    Two cases of mosaic trisomy 7 confined to the cultured cells and not found in direct preparation were detected from 200 consecutive first-trimester chorionic villus samples (CVS) analysed. The mosaicism was similar in the two cases, but the pregnancy outcome was different. In both cases, the direct metaphases from the CVS were 46,XY. culture metaphases were mos46,XY/47,XY, 7; the trisomy 7 was seen in 34 per cent of cells from case 1 and 53 per cent from case 2. A sonogram at 15 1/2 weeks revealed fetal death in utero in case 1, and the patient declined amniocentesis. The fetal tissue failed to grow in culture, but the placental cultured cells were 47,XY, 7 in 28 (100 per cent) cells analysed. In the second case, all the amniotic fluid cells were 46,XY and the pregnancy resulted in a normal male with a 46,XY karyotype in the cord blood and foreskin fibroblast cultures. The term placenta was mosaic with 13/163 (8 per cent) trisomy 7 cells. Extensive cytogenetic studies on the placenta for the first time confirmed trisomy 7 mosaicism confined to the villus cultures.
- - - - - - - - - -
ranking = 8
keywords = trisomy
(Clic here for more details about this article)

30/50. Sibs with tetrasomy 18p born to a mother with trisomy 18p.

    We report a family with an 18p trisomic mother and two 18p tetrasomic daughters. The mother is phenotypically normal and healthy, but with an unusual type of trisomy 18p: 47,XX,del(18)(pter   p11.21), i(18p) de novo. The older sister has microcephaly, mental retardation, an asymmetrical and peculiar face with low set ears, pinched up nose, high arched palate, small mouth, micrognathia, tapering fingers, asymmetrical length of legs, and an asthenic body. The younger sister was stillborn with extensive defects of the skull, congenital hydrocephalus, severe facial anomalies, and lumbosacral meningocele. Both daughters have inherited one normal chromosome 18 and an isochromosome 18p from their mother, and one normal chromosome 18 from their father. Although one quite similar family has been reported, to the best of our knowledge there have been no reports of families in which two daughters with tetrasomy 18p syndrome have been born to a mother with trisomy 18p with isochromosomes.
- - - - - - - - - -
ranking = 6
keywords = trisomy
(Clic here for more details about this article)
<- Previous || Next ->

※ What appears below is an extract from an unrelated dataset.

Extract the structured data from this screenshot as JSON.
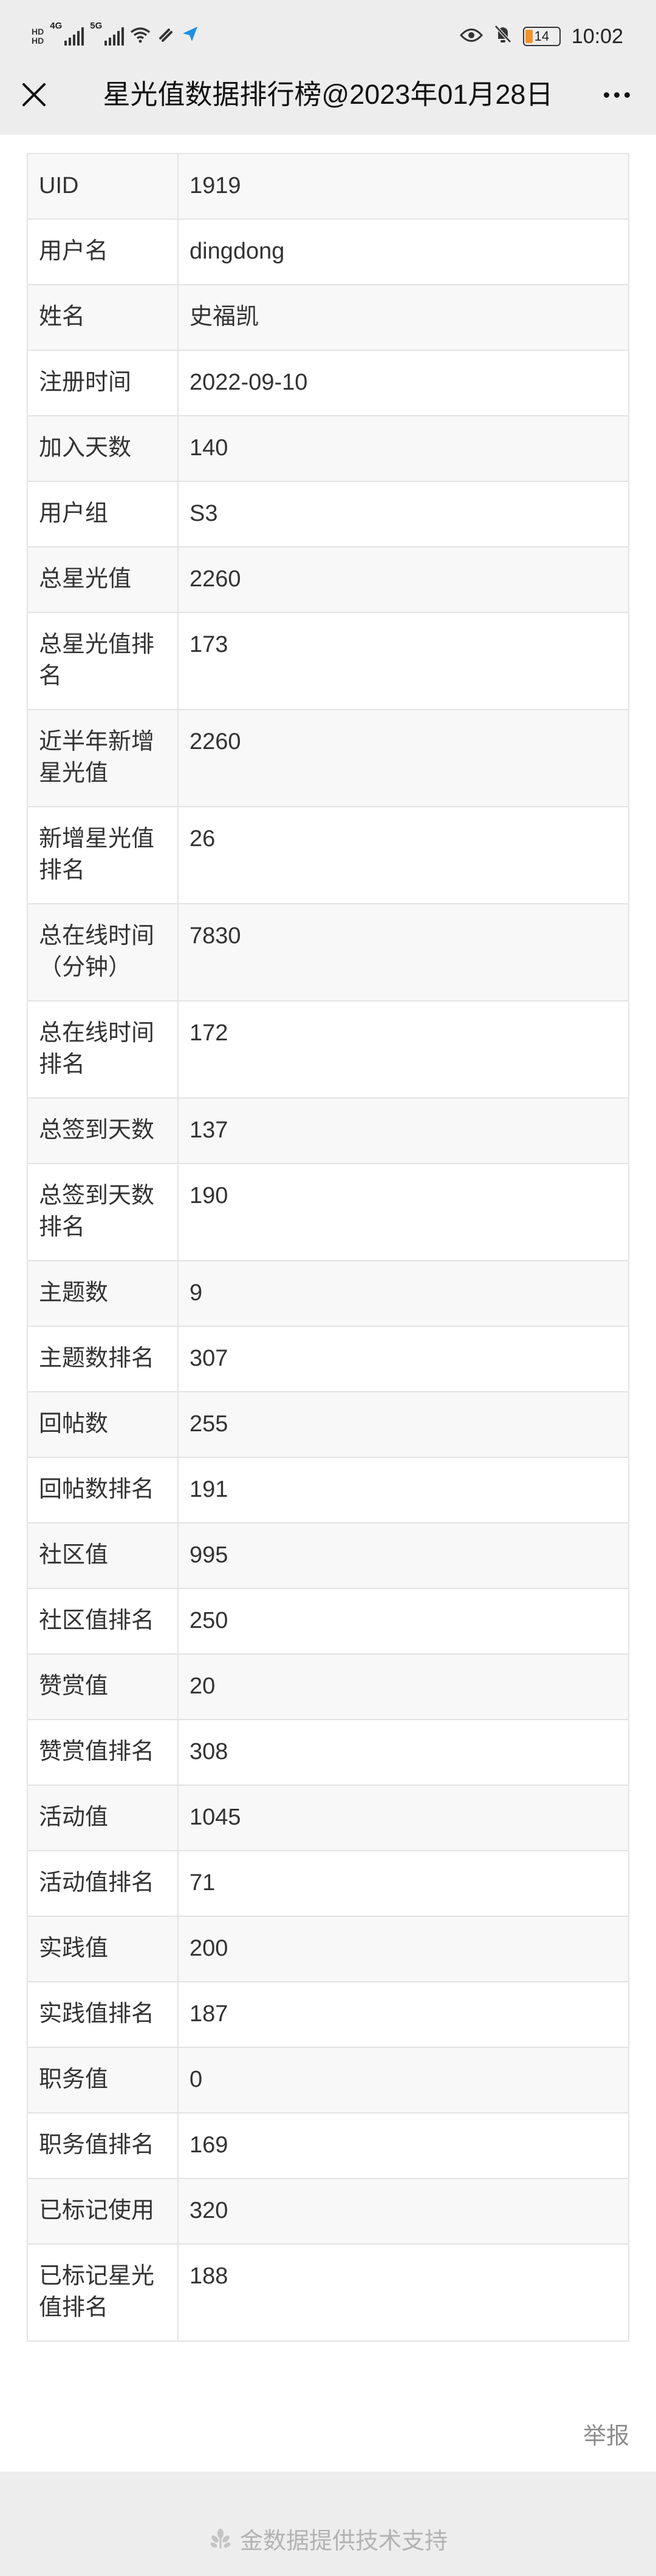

Leave a message about 'Fetal Death'


We do not evaluate or guarantee the accuracy of any content in this site. Click here for the full disclaimer.